Contact: Marc Cohan, firstname.lastname@example.org
The National Law Center on Homelessness & Poverty, a 501(c)(3) organization based in Washington, D.C., serves as the legal arm of the national movement to end and prevent homelessness.Through impact litigation, policy advocacy, and public education, the Law Center works to meet the short-term needs of homeless people while addressing the root causes of their condition.
THE CASE: Uncomfortable with visible homelessness in their communities and influenced by myths about homeless persons’ food access, cities across the country are using laws banning or restricting food-sharing by charitable groups to move homeless persons out of sight.In 2006, the city of Dallas enacted such a law, limiting distribution of food to a small number of locations, none of which were chosen based on their accessibility.The National Law Center on Homelessness & Poverty is challengingthis law on behalf of Big Heart Ministries and Rip Parker Memorial Ministries, whose food-sharing efforts have been stymied by the city.The Law Center is asserting that the law: 1) violates Plaintiffs’ right to freely express their religious beliefs under the First Amendment and the Texas Religious Freedom Restoration Act; 2) violates Plaintiffs’ right to due process, guaranteed by the Fourteenth Amendment; 3) violates homeless persons’ liberty interests in the right to food, asguaranteed by the Fourteenth Amendment; and 4) violates the Equal Protection Clause of the Fourteenth Amendment.
Contact: Andy Beres (email@example.com, (410) 375-7259)
The Public Justice Center is a nonprofit public interest law office, founded in Maryland in 1985, that seeks to enforce and expand the rights of people who are denied justice because of their economic status or discrimination. The PJC uses individual, class action, and appellate litigation, legislative and administrative advocacy, and public education to advance our mission of “pursuing systemic change to build a more just society.”
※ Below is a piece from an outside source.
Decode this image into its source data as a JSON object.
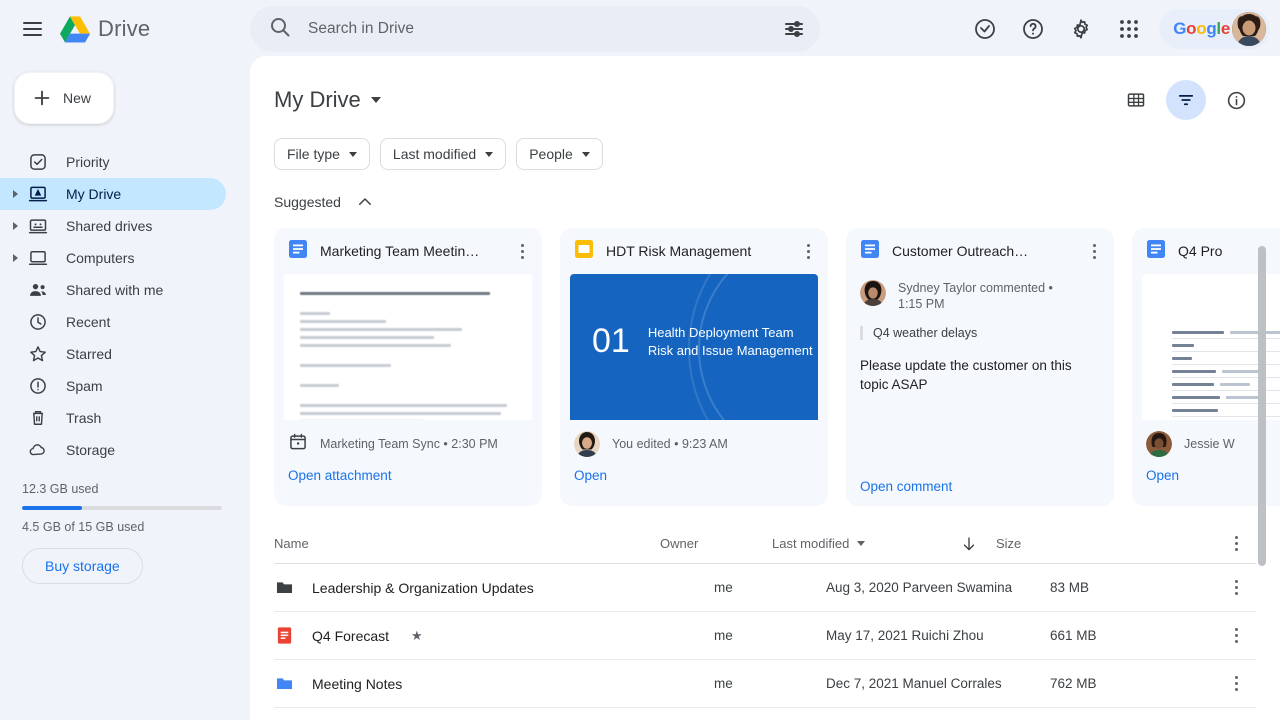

THE CASE: A grant was made to the PJC to support litigation to require that the State of Maryland comply with legal requirements for the timely processing of applications for Medicaid for adults who are blind or disabled (MA-ABD) and for those seeking long term care benefits (MA-LTC). Recipients of MA-ABD are very poor and, by definition, extremely ill or severely impaired and in need of medical care. There were approximately 17,494 pending applications for MA-ABD statewide in May 2011, well past the 60 and 90 day deadlines for processing applications. Under Maryland and federal law, applications for MA-LTC must be processed within 30 and 45 days. In spite of these requirements and intense pressure from advocates, nursing homes and consumer groups, applicants for MA-LTC typically wait six months to one year or longer to receive a long-term care eligibility determination. Thus families and applicants do not know whether they are going to be able to pay the nursing home bill accumulating each day, suffer from high levels of anxiety and stress due to the lingering uncertainty, and daily face the possibility of involuntary discharge for nonpayment. Nursing homes are providing care without knowing whether or when they will be paid for that care.
Contact: John Nethercut, Executive Director, Public Justice Center, firstname.lastname@example.org; 1 N. Charles St., Ste 200, Baltimore, MD 21201